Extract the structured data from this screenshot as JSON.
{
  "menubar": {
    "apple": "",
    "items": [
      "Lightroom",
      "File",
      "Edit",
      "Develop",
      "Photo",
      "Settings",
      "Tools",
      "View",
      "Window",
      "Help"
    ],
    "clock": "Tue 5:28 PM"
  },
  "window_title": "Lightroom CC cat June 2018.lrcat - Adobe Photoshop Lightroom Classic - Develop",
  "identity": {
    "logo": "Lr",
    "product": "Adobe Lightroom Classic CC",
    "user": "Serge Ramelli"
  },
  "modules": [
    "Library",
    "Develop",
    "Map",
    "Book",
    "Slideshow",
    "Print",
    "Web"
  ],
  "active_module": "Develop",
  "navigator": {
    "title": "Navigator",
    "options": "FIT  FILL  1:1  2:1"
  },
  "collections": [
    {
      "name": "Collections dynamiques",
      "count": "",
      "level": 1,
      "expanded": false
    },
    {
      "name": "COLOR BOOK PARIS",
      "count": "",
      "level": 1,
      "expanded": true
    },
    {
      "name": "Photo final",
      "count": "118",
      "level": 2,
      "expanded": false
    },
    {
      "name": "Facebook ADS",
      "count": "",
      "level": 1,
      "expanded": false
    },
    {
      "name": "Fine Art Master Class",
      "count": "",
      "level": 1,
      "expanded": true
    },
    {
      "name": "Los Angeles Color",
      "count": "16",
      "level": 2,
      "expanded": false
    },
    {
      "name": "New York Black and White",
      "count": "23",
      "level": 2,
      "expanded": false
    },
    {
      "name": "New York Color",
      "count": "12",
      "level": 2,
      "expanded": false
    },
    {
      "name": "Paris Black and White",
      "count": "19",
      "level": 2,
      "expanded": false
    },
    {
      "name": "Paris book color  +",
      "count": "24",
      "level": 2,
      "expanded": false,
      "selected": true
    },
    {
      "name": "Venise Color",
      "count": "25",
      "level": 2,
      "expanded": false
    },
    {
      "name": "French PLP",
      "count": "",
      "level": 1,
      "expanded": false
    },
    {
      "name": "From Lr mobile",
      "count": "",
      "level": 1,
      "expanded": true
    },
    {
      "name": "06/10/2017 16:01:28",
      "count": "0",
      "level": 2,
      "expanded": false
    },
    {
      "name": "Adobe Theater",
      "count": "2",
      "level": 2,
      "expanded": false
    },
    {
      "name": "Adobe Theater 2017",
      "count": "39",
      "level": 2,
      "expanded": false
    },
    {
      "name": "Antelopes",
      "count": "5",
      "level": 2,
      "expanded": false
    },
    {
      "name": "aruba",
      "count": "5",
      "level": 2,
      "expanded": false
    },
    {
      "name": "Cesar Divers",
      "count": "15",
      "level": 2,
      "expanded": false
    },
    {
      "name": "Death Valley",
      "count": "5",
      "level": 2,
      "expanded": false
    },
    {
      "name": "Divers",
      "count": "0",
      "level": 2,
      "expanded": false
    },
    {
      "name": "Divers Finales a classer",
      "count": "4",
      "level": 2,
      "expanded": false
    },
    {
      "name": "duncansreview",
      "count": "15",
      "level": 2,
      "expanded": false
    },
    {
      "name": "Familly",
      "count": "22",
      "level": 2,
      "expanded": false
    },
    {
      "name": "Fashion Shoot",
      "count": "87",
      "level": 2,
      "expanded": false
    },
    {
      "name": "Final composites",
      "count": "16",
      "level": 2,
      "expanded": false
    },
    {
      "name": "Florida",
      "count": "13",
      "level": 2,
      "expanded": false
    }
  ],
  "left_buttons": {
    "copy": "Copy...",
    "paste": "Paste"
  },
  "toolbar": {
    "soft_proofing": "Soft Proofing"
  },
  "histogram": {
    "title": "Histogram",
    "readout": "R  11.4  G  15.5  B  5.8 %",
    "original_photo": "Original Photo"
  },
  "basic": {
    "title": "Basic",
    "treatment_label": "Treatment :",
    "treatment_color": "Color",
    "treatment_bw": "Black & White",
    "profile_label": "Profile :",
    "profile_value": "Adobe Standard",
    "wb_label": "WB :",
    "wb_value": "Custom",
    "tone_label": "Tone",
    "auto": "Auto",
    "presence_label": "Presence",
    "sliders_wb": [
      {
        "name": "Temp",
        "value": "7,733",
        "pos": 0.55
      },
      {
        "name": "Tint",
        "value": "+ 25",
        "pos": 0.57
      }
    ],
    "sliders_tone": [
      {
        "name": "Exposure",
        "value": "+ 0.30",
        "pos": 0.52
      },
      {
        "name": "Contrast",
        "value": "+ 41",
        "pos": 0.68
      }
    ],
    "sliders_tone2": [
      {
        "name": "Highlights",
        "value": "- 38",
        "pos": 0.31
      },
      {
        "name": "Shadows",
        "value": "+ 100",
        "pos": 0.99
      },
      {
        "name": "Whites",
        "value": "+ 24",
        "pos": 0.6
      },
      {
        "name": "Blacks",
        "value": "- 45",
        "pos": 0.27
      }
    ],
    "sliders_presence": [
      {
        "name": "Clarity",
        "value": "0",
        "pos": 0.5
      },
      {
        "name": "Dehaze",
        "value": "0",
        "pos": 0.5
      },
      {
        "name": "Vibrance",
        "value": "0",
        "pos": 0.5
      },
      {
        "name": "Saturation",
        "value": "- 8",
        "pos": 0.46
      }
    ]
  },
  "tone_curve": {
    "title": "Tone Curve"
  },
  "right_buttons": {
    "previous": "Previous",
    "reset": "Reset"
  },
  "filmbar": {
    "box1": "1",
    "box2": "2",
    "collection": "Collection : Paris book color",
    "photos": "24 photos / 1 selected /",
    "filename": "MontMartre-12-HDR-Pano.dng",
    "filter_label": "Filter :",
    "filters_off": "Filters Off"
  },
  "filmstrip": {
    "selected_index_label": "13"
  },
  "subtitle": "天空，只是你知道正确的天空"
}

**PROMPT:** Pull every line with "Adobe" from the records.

**TASK RESPONSE:**
  "window_title": "Lightroom CC cat June 2018.lrcat - Adobe Photoshop Lightroom Classic - Develop",
    "product": "Adobe Lightroom Classic CC",
      "name": "Adobe Theater",
      "name": "Adobe Theater 2017",
    "profile_value": "Adobe Standard",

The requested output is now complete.